Search the records below for "with" and copy every line it turns up in.

Data records Start Marker

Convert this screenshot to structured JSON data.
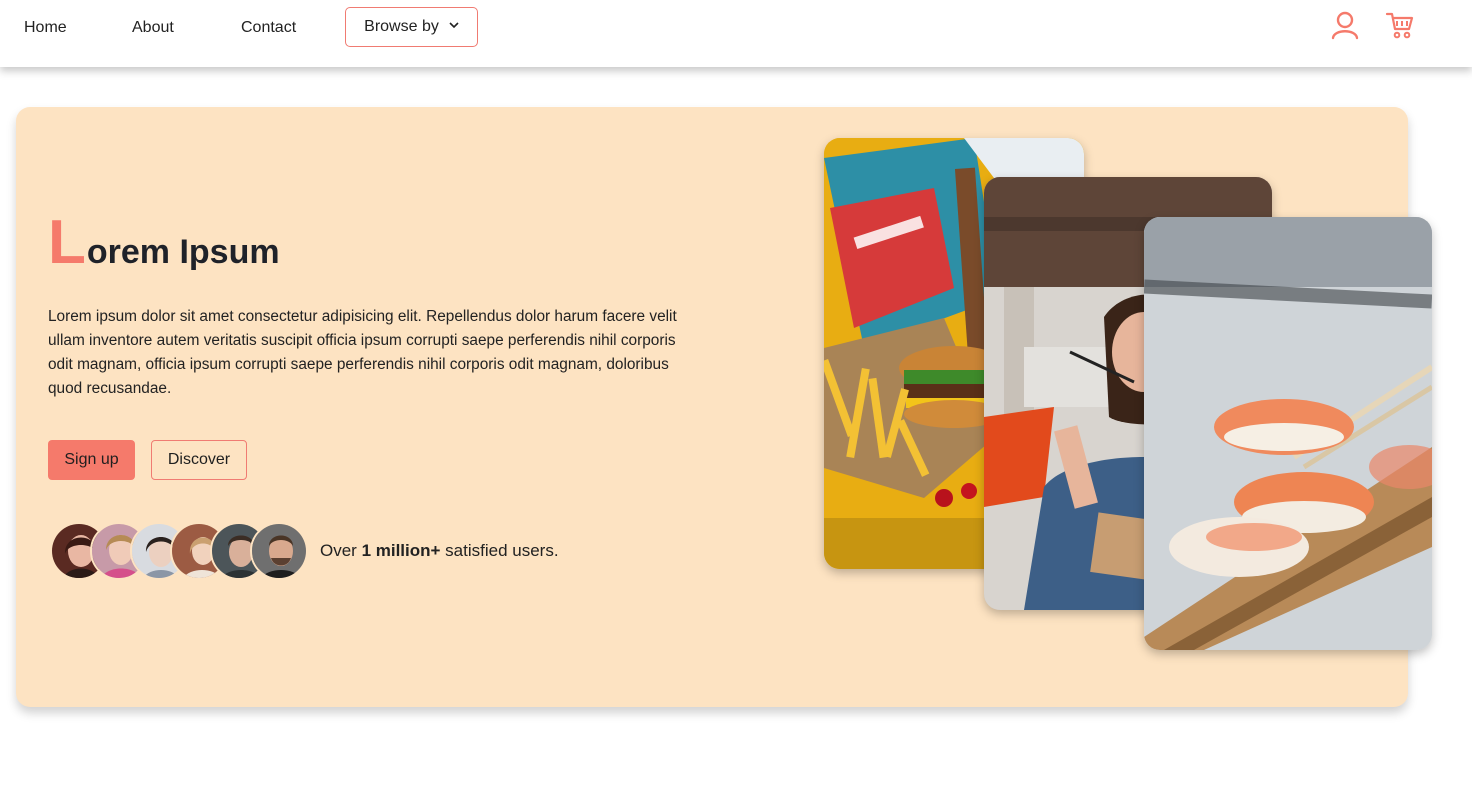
{
  "nav": {
    "home": "Home",
    "about": "About",
    "contact": "Contact",
    "browse": "Browse by"
  },
  "icons": {
    "user": "user-icon",
    "cart": "cart-icon",
    "chevron": "chevron-down-icon"
  },
  "hero": {
    "title_initial": "L",
    "title_rest": "orem Ipsum",
    "description": "Lorem ipsum dolor sit amet consectetur adipisicing elit. Repellendus dolor harum facere velit ullam inventore autem veritatis suscipit officia ipsum corrupti saepe perferendis nihil corporis odit magnam, officia ipsum corrupti saepe perferendis nihil corporis odit magnam, doloribus quod recusandae.",
    "signup_label": "Sign up",
    "discover_label": "Discover",
    "users_prefix": "Over ",
    "users_bold": "1 million+",
    "users_suffix": " satisfied users."
  },
  "colors": {
    "accent": "#f57a6b",
    "hero_bg": "#fde3c2",
    "text": "#1f2229"
  },
  "images": {
    "photo1": "burger and fries with magazine",
    "photo2": "woman eating with chopsticks",
    "photo3": "salmon sushi on wooden board"
  }
}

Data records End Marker

◆ Task result ◆
    "photo1": "burger and fries with magazine",
    "photo2": "woman eating with chopsticks",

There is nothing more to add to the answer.